The world needs more good news. So here’s my contribution. A year ago today, I had a surgery. The surgery went well. Recovery didn’t. In the time since, I’ve had 7 more surgeries, spent about 6 months in bed most of the day, 3.5 weeks in the hospital, and done about 40-50 physical therapy sessions. I’ll probably have another 50-100 before I plateau. My doctors are all impressed by what I’m capable of doing, and one even candidly said that I’m already way past the best that she had thought I’d ever be able to achieve without surgery.

Until recently, I’ve only shown people pictures if they explicitly asked, because, well, there was a huge hole in the top of my foot, and not everyone is good with that kind of thing. A year feels like a good time for a checkpoint. The large piece of tissue on my left foot is a free flap from my thigh. It’s covering up what used to be a hole in my foot where you could see tendons. And bone. It’s significantly better these days.

(The photo’s really not bad, but I didn’t want to force folks to look at a picture of my feet, so if you’re curious here’s what my foot currently looks like.)

Along with my foot healing, good things are happening. We’re able to go out and eat. We’ve gone to the zoo. (I had to rent a motorized scooter, but still.) We get to go to the park again regularly. I can even go swimming now and am strong enough to toss Bella in the air. We can “dance” around the living room. And, of course, we’re expecting Bella’s little sister in October. Things are returning to normal, and, in some ways, even better than normal.

Swimming with Bella

A year in, and word on the street is that it will be this time next year before I’m as good as I’m going to get. Physical therapy has worked wonders, and I can walk. But I’m not out of the woods yet. The latest prognosis is that I might get by without any more significant surgeries. But I’ve still lost two tendons, and the doctors aren’t very encouraging about my chances of playing basketball again. Snowboarding is still a good possibility, though. Maybe as soon as this season. (And despite the lack of encouragement, I’m not giving up on basketball just yet either.)
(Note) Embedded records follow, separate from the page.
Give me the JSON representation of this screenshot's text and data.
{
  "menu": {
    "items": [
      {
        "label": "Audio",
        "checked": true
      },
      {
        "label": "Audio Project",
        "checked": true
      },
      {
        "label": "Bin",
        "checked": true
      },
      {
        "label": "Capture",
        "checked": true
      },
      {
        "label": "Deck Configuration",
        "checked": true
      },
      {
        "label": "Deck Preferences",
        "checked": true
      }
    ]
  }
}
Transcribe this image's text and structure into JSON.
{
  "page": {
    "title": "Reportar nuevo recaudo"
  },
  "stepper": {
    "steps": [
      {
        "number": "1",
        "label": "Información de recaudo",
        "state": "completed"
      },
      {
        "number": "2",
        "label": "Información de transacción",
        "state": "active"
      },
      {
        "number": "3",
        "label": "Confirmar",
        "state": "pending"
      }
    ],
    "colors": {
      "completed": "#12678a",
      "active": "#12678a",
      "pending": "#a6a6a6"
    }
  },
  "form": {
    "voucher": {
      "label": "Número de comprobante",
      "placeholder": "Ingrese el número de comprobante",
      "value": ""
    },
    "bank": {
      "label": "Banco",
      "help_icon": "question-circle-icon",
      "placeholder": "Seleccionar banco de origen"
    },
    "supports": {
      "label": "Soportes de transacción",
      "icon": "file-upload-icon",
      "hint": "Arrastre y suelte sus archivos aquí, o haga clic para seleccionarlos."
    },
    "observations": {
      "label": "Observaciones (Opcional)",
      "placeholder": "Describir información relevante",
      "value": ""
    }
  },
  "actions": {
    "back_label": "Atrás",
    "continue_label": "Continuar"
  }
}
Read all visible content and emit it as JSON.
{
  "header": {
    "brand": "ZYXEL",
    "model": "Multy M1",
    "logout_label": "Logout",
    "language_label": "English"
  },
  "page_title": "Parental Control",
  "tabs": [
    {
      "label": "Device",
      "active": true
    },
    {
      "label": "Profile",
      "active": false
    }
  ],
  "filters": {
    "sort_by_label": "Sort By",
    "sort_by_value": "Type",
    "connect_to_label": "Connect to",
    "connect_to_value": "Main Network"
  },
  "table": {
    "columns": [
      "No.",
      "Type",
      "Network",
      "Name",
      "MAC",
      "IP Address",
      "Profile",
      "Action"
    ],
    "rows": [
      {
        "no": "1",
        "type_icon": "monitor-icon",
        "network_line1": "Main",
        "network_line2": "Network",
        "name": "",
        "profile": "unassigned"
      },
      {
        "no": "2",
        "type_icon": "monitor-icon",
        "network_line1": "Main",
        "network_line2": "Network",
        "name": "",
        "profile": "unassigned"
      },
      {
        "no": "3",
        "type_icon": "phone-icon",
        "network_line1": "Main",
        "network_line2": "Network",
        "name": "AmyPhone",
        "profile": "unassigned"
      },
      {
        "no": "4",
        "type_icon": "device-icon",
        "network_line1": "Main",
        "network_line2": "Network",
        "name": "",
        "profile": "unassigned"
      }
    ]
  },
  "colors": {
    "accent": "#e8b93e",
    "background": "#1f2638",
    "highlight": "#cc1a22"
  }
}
For the most part, I’m thankful, but I’m not going to lie and say that it’s always easy. Every day I encounter something that I want to do but physically can’t. These days, though, those things are fewer. I’m healing, and progress is good. Things have changed. It’s tough, but these days, progress is outweighing setbacks. I suppose that’s what really matters.